Hello! I played this earlier today (I hacked it a little to play it with friends--basically we just took turns rolling to destroy and discussed what each word's destruction meant together), and I (we) had a lot of fun! I'll be playing it again soon!

I did want to comment on a bit of mathematical weirdness I encountered as well as our work-around. Since you write words equaling up to the first roll of 3d6, then you roll 3d6 to select which word you destroy, you end up with 2 invincible words, since you can never roll less than a 3 on 3d6. As the game went on, my friends and I would rearrange our words and then use fewer dice so lower rolls were possible and those words became vulnerable. I thought this could be useful info for anyone else who was interested in this game!

Thanks for making such a cool, unique concept of a game! I had a lot of fun with it. If you're ever interested in expanding it (or if anyone else is ever interested in trying it out with a group), here are some other hacks I used today:
 - At the beginning of the game, we rolled a d6 to decide if each turn was a 1/day, 2/week, 3/month, 4/year, 5/decade, or 6/century, to determine how quickly our world would be destroyed.
 - We went around in a circle, each taking turns rolling to destroy a word. If we rolled an empty space, then our day/week/month/etc would pass without any major shakeup to the status quo, and we would let the turn player develop a subplot for their turn.
 - After a while, we rearranged the list (we played in a shared Google Sheets page) and used fewer/smaller dice, so we went from 3d6 to 2 to 1 to 1d4 and eventually a coin. We would change to fewer/smaller dice when we as players decided it fit the narrative pace we wanted.

The end result was the destruction of our factionalized, cartoony, and verdant planet (plus a few other adjectives) by pincer-aliens over 23 years. Our last word was "crazy" as society collapsed, there was chaos for a couple of years, and then all was quiet.
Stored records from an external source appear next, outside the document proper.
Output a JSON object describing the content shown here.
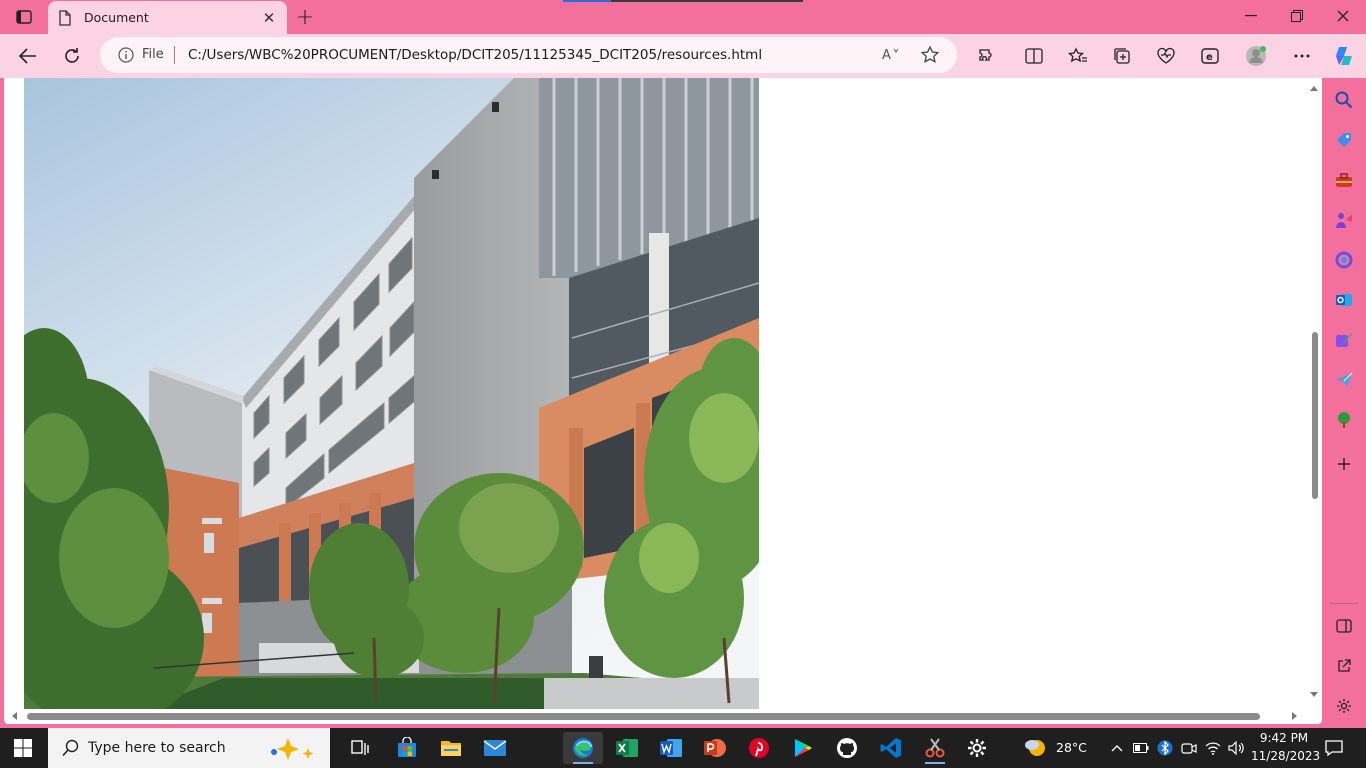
{
  "browser": {
    "tab_title": "Document",
    "address": {
      "scheme_label": "File",
      "url": "C:/Users/WBC%20PROCUMENT/Desktop/DCIT205/11125345_DCIT205/resources.html",
      "read_aloud_label": "Aᴬ"
    },
    "accent_color": "#f4709c",
    "toolbar_color": "#fbd3e2"
  },
  "page": {
    "image_subject": "building-photo"
  },
  "sidebar": {
    "items": [
      "search-icon",
      "tag-icon",
      "toolbox-icon",
      "games-icon",
      "copilot-apps-icon",
      "outlook-icon",
      "designer-icon",
      "send-icon",
      "tree-icon",
      "add-icon"
    ],
    "bottom_items": [
      "split-panel-icon",
      "external-link-icon",
      "settings-icon"
    ]
  },
  "taskbar": {
    "search_placeholder": "Type here to search",
    "weather": "28°C",
    "time": "9:42 PM",
    "date": "11/28/2023",
    "apps": [
      "task-view",
      "microsoft-store",
      "file-explorer",
      "mail",
      "edge",
      "excel",
      "word",
      "powerpoint",
      "pinterest",
      "google-play",
      "github",
      "vscode",
      "snipping-tool",
      "settings"
    ]
  }
}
It was awesome :)

:))

(+3)

Everything Is Over is a 200 word, one page rpg about destroying a world you care about.

The gameplay loop is simple. You roll 3d6, write down that many words, and explain what kind of world they come together to create. Then you roll 3d6 again, and remove the word corresponding to your roll, chipping away a little piece of the world.

It's a cruel exercise, and mathematically it's a little weird (when destroying, you're supposed to reroll all rolls that don't match the number of a word, so an initial world-building roll of 3 does squirrely things to the math), but emotionally it's very effective.

So overall, if you want to feel things and all you have are 3d6 and some paper, this is very effective at that task. Everything Is Over does a *lot* within its fairly severe constraints, and if you like game design or world-ending I strongly recommend you check it out.

(+2)

Thank you so much for the kind review.